published on 6 Mar 2017
For some women, the way they are treated and defined is determined only by their gender. As a result, one in three women or girls will experience violence in their lifetime simply because they are female.
Yet no person can be defined in one word.
Limiting the way women and girls are defined also limits the opportunities they are given, restricts the rights they are afforded and affects the way they are treated.
The Salvation Army International Projects Office believes that a world where women are not only able to exist safely but are also given the freedom to flourish is good for everyone. A society where women are empowered to break out of their incomplete definitions and fulfil their potential, leads to stronger, more stable communities.
The Salvation Army is already working with women around the world to give them support to know that they are cherished, as well as the skills and knowledge so that they are empowered and equipped to take their place as equal and active members of society.
SELF-HELP GROUPS IN BANGLADESH
In Bangladesh, The Salvation Army is supporting women’s self-help groups. Group members meet together and save a small amount of money each week. This builds up a communal fund which they can then draw on to start their own businesses or pay for unexpected costs like medical fees.
As part of this project, The Salvation Army is also supporting adolescent self-help groups made up of girls aged between 14-18 years old. A number of the girls were inspired to take part having seen the positive impact such groups have had on their mother’s lives.
One of the important topics these girls have been learning about is early marriage.
In Bangladesh it is culturally acceptable and even expected for a girl to get married during her teenage years. However, early marriage prevents girls from accessing education, it increases the risk of injury or death through pregnancy and childbirth, and girls who marry before the age of 18 are more likely to experience domestic violence than their peers who marry later.
Through the training received in their self-help groups, girls are learning the dangers or early marriage, recognising the importance of challenging this cultural norm and moving their society forward in the journey to preventing early marriage and its consequences.
By supporting the Redefined Helping-Hand Appeal, you can help to ensure this work can continue and that new projects can be established which have gender equality, and the end of gender-based violence as their key outcomes.

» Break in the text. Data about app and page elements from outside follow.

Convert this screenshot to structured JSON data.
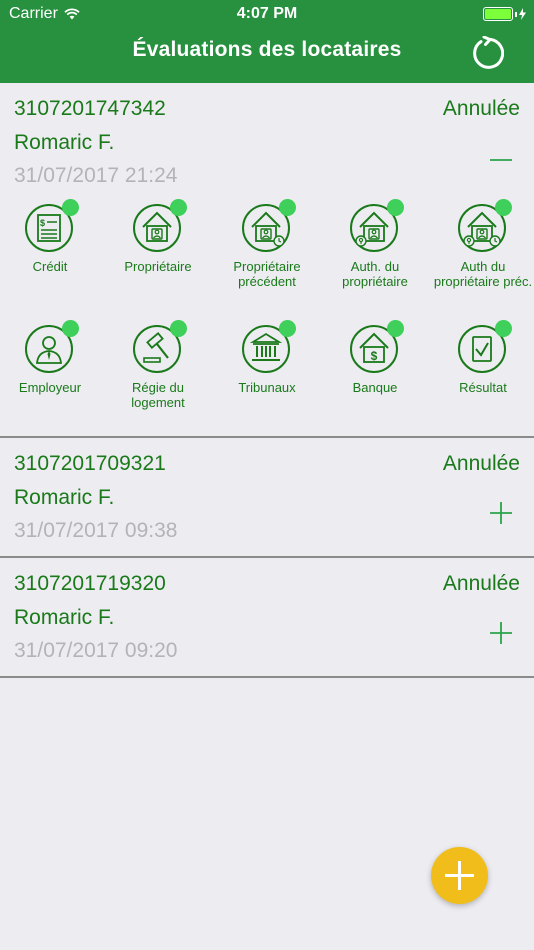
{
  "status_bar": {
    "carrier": "Carrier",
    "time": "4:07 PM"
  },
  "header": {
    "title": "Évaluations des locataires",
    "refresh_icon": "refresh-icon"
  },
  "colors": {
    "header": "#27913f",
    "text_green": "#1a7a1a",
    "dot": "#3ed05a",
    "fab": "#f1bd1a"
  },
  "evaluations": [
    {
      "ref": "3107201747342",
      "status": "Annulée",
      "name": "Romaric F.",
      "date": "31/07/2017 21:24",
      "toggle": "collapse-minus-icon",
      "checks": [
        {
          "label": "Crédit",
          "icon": "credit-report-icon"
        },
        {
          "label": "Propriétaire",
          "icon": "landlord-icon"
        },
        {
          "label": "Propriétaire précédent",
          "icon": "previous-landlord-icon"
        },
        {
          "label": "Auth. du propriétaire",
          "icon": "landlord-auth-icon"
        },
        {
          "label": "Auth du propriétaire préc.",
          "icon": "previous-landlord-auth-icon"
        },
        {
          "label": "Employeur",
          "icon": "employer-icon"
        },
        {
          "label": "Régie du logement",
          "icon": "housing-board-gavel-icon"
        },
        {
          "label": "Tribunaux",
          "icon": "courthouse-icon"
        },
        {
          "label": "Banque",
          "icon": "bank-icon"
        },
        {
          "label": "Résultat",
          "icon": "result-check-icon"
        }
      ]
    },
    {
      "ref": "3107201709321",
      "status": "Annulée",
      "name": "Romaric F.",
      "date": "31/07/2017 09:38",
      "toggle": "expand-plus-icon"
    },
    {
      "ref": "3107201719320",
      "status": "Annulée",
      "name": "Romaric F.",
      "date": "31/07/2017 09:20",
      "toggle": "expand-plus-icon"
    }
  ],
  "fab": {
    "icon": "add-plus-icon"
  }
}
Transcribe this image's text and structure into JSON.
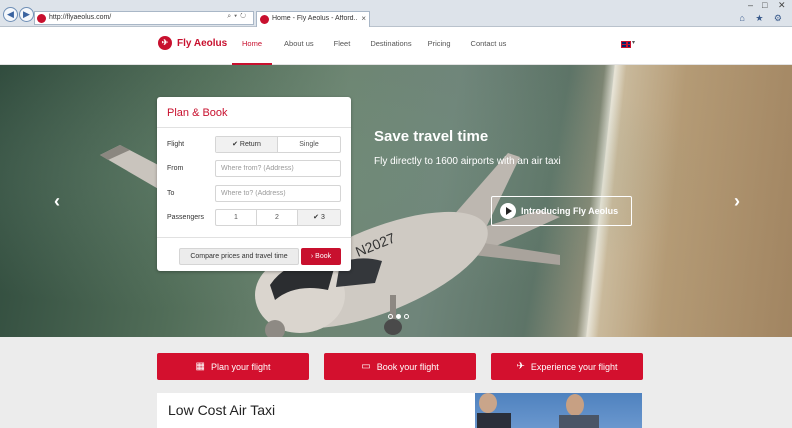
{
  "browser": {
    "url": "http://flyaeolus.com/",
    "tab_title": "Home - Fly Aeolus - Afford...",
    "tab_close": "×",
    "win_minimize": "–",
    "win_maximize": "□",
    "win_close": "✕",
    "toolbar_icons": "⌂ ★ ⚙"
  },
  "header": {
    "brand": "Fly Aeolus",
    "nav": [
      "Home",
      "About us",
      "Fleet",
      "Destinations",
      "Pricing",
      "Contact us"
    ],
    "active_nav": "Home"
  },
  "hero": {
    "title": "Save travel time",
    "subtitle": "Fly directly to 1600 airports with an air taxi",
    "video_button": "Introducing Fly Aeolus",
    "prev_arrow": "‹",
    "next_arrow": "›",
    "slide_count": 3,
    "active_slide": 2
  },
  "booking": {
    "title": "Plan & Book",
    "flight_label": "Flight",
    "flight_options": [
      "Return",
      "Single"
    ],
    "flight_selected": "Return",
    "from_label": "From",
    "from_placeholder": "Where from? (Address)",
    "to_label": "To",
    "to_placeholder": "Where to? (Address)",
    "passengers_label": "Passengers",
    "passenger_options": [
      "1",
      "2",
      "3"
    ],
    "passengers_selected": "3",
    "compare_button": "Compare prices and travel time",
    "book_button": "Book"
  },
  "features": [
    {
      "label": "Plan your flight",
      "icon": "calendar-icon"
    },
    {
      "label": "Book your flight",
      "icon": "laptop-icon"
    },
    {
      "label": "Experience your flight",
      "icon": "airplane-icon"
    }
  ],
  "content": {
    "title": "Low Cost Air Taxi"
  },
  "colors": {
    "brand_red": "#c8102e",
    "white": "#ffffff"
  }
}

Use the Redefined resources to fundraise as a corps, group or individual to support The Salvation Army’s international projects which are empowering women to rebuild their confidence, develop leadership skills and restore their dignity and strength.
Visit www.salvationarmy.org.uk/redefined for more information.